[Web page and app entries]

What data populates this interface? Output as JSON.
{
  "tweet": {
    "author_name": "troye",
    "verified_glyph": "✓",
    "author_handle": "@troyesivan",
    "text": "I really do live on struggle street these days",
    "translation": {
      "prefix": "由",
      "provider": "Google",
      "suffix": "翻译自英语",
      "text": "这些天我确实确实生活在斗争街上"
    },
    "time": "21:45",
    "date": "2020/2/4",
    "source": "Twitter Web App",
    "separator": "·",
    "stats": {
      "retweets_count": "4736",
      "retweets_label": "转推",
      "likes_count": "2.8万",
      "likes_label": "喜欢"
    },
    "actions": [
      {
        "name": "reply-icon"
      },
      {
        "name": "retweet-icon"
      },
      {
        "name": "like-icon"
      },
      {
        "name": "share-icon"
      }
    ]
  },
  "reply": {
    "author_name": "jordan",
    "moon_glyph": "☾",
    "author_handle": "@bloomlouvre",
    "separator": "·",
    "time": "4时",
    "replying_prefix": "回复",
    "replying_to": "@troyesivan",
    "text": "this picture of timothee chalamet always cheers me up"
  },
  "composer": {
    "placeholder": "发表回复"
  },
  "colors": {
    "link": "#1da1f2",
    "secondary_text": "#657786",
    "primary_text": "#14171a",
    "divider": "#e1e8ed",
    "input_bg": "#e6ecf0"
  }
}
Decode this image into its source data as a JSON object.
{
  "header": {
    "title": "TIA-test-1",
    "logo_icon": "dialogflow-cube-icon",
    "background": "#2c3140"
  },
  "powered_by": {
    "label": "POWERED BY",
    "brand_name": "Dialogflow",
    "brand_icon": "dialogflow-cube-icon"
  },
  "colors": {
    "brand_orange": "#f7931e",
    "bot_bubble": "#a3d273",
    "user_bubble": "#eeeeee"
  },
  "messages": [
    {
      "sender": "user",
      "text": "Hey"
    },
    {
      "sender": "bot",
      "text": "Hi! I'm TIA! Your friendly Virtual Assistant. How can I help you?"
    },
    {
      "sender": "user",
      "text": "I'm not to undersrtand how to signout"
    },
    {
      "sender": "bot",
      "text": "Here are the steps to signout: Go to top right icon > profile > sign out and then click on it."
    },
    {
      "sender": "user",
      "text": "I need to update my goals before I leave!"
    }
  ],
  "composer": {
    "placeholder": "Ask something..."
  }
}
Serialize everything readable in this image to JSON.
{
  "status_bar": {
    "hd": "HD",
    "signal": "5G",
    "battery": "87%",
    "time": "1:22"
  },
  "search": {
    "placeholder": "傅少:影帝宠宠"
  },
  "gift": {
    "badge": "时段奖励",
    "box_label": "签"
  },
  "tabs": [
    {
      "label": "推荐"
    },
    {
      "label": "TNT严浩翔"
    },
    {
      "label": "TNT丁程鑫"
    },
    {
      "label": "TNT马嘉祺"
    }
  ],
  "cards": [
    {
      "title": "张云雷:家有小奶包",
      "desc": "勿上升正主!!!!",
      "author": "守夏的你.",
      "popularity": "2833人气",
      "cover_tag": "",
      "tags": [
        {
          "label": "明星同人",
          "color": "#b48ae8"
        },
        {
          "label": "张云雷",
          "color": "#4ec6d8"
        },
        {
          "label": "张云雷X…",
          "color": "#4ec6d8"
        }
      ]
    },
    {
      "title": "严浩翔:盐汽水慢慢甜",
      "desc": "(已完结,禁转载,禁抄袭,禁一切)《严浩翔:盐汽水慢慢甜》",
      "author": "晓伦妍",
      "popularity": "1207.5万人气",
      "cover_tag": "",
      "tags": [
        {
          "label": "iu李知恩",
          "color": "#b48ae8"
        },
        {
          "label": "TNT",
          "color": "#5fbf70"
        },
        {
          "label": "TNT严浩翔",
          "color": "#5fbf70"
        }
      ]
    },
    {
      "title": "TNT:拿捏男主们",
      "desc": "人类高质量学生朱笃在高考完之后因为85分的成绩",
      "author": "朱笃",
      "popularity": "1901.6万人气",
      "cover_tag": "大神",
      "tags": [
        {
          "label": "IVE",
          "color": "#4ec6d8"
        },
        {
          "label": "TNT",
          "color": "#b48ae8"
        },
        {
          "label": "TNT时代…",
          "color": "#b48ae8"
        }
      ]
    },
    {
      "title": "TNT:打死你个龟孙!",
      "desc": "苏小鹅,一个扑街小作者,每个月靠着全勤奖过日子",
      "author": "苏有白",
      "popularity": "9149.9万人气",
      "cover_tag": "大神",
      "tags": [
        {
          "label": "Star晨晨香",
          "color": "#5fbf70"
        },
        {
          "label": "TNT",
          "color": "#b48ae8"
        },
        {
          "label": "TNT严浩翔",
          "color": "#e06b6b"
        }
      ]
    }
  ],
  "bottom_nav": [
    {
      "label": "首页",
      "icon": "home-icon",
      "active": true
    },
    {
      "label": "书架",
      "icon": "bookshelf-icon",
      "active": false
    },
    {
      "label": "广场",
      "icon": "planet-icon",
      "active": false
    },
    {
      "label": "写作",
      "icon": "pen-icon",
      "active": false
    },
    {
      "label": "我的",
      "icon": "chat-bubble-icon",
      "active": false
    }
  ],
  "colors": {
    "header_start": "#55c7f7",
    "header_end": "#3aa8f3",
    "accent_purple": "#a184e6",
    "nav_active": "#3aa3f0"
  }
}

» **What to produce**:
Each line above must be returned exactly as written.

» **Reply to the exercise**:
What data populates this interface? Output as JSON.
{
  "tweet": {
    "author_name": "troye",
    "verified_glyph": "✓",
    "author_handle": "@troyesivan",
    "text": "I really do live on struggle street these days",
    "translation": {
      "prefix": "由",
      "provider": "Google",
      "suffix": "翻译自英语",
      "text": "这些天我确实确实生活在斗争街上"
    },
    "time": "21:45",
    "date": "2020/2/4",
    "source": "Twitter Web App",
    "separator": "·",
    "stats": {
      "retweets_count": "4736",
      "retweets_label": "转推",
      "likes_count": "2.8万",
      "likes_label": "喜欢"
    },
    "actions": [
      {
        "name": "reply-icon"
      },
      {
        "name": "retweet-icon"
      },
      {
        "name": "like-icon"
      },
      {
        "name": "share-icon"
      }
    ]
  },
  "reply": {
    "author_name": "jordan",
    "moon_glyph": "☾",
    "author_handle": "@bloomlouvre",
    "separator": "·",
    "time": "4时",
    "replying_prefix": "回复",
    "replying_to": "@troyesivan",
    "text": "this picture of timothee chalamet always cheers me up"
  },
  "composer": {
    "placeholder": "发表回复"
  },
  "colors": {
    "link": "#1da1f2",
    "secondary_text": "#657786",
    "primary_text": "#14171a",
    "divider": "#e1e8ed",
    "input_bg": "#e6ecf0"
  }
}
Decode this image into its source data as a JSON object.
{
  "header": {
    "title": "TIA-test-1",
    "logo_icon": "dialogflow-cube-icon",
    "background": "#2c3140"
  },
  "powered_by": {
    "label": "POWERED BY",
    "brand_name": "Dialogflow",
    "brand_icon": "dialogflow-cube-icon"
  },
  "colors": {
    "brand_orange": "#f7931e",
    "bot_bubble": "#a3d273",
    "user_bubble": "#eeeeee"
  },
  "messages": [
    {
      "sender": "user",
      "text": "Hey"
    },
    {
      "sender": "bot",
      "text": "Hi! I'm TIA! Your friendly Virtual Assistant. How can I help you?"
    },
    {
      "sender": "user",
      "text": "I'm not to undersrtand how to signout"
    },
    {
      "sender": "bot",
      "text": "Here are the steps to signout: Go to top right icon > profile > sign out and then click on it."
    },
    {
      "sender": "user",
      "text": "I need to update my goals before I leave!"
    }
  ],
  "composer": {
    "placeholder": "Ask something..."
  }
}
Serialize everything readable in this image to JSON.
{
  "status_bar": {
    "hd": "HD",
    "signal": "5G",
    "battery": "87%",
    "time": "1:22"
  },
  "search": {
    "placeholder": "傅少:影帝宠宠"
  },
  "gift": {
    "badge": "时段奖励",
    "box_label": "签"
  },
  "tabs": [
    {
      "label": "推荐"
    },
    {
      "label": "TNT严浩翔"
    },
    {
      "label": "TNT丁程鑫"
    },
    {
      "label": "TNT马嘉祺"
    }
  ],
  "cards": [
    {
      "title": "张云雷:家有小奶包",
      "desc": "勿上升正主!!!!",
      "author": "守夏的你.",
      "popularity": "2833人气",
      "cover_tag": "",
      "tags": [
        {
          "label": "明星同人",
          "color": "#b48ae8"
        },
        {
          "label": "张云雷",
          "color": "#4ec6d8"
        },
        {
          "label": "张云雷X…",
          "color": "#4ec6d8"
        }
      ]
    },
    {
      "title": "严浩翔:盐汽水慢慢甜",
      "desc": "(已完结,禁转载,禁抄袭,禁一切)《严浩翔:盐汽水慢慢甜》",
      "author": "晓伦妍",
      "popularity": "1207.5万人气",
      "cover_tag": "",
      "tags": [
        {
          "label": "iu李知恩",
          "color": "#b48ae8"
        },
        {
          "label": "TNT",
          "color": "#5fbf70"
        },
        {
          "label": "TNT严浩翔",
          "color": "#5fbf70"
        }
      ]
    },
    {
      "title": "TNT:拿捏男主们",
      "desc": "人类高质量学生朱笃在高考完之后因为85分的成绩",
      "author": "朱笃",
      "popularity": "1901.6万人气",
      "cover_tag": "大神",
      "tags": [
        {
          "label": "IVE",
          "color": "#4ec6d8"
        },
        {
          "label": "TNT",
          "color": "#b48ae8"
        },
        {
          "label": "TNT时代…",
          "color": "#b48ae8"
        }
      ]
    },
    {
      "title": "TNT:打死你个龟孙!",
      "desc": "苏小鹅,一个扑街小作者,每个月靠着全勤奖过日子",
      "author": "苏有白",
      "popularity": "9149.9万人气",
      "cover_tag": "大神",
      "tags": [
        {
          "label": "Star晨晨香",
          "color": "#5fbf70"
        },
        {
          "label": "TNT",
          "color": "#b48ae8"
        },
        {
          "label": "TNT严浩翔",
          "color": "#e06b6b"
        }
      ]
    }
  ],
  "bottom_nav": [
    {
      "label": "首页",
      "icon": "home-icon",
      "active": true
    },
    {
      "label": "书架",
      "icon": "bookshelf-icon",
      "active": false
    },
    {
      "label": "广场",
      "icon": "planet-icon",
      "active": false
    },
    {
      "label": "写作",
      "icon": "pen-icon",
      "active": false
    },
    {
      "label": "我的",
      "icon": "chat-bubble-icon",
      "active": false
    }
  ],
  "colors": {
    "header_start": "#55c7f7",
    "header_end": "#3aa8f3",
    "accent_purple": "#a184e6",
    "nav_active": "#3aa3f0"
  }
}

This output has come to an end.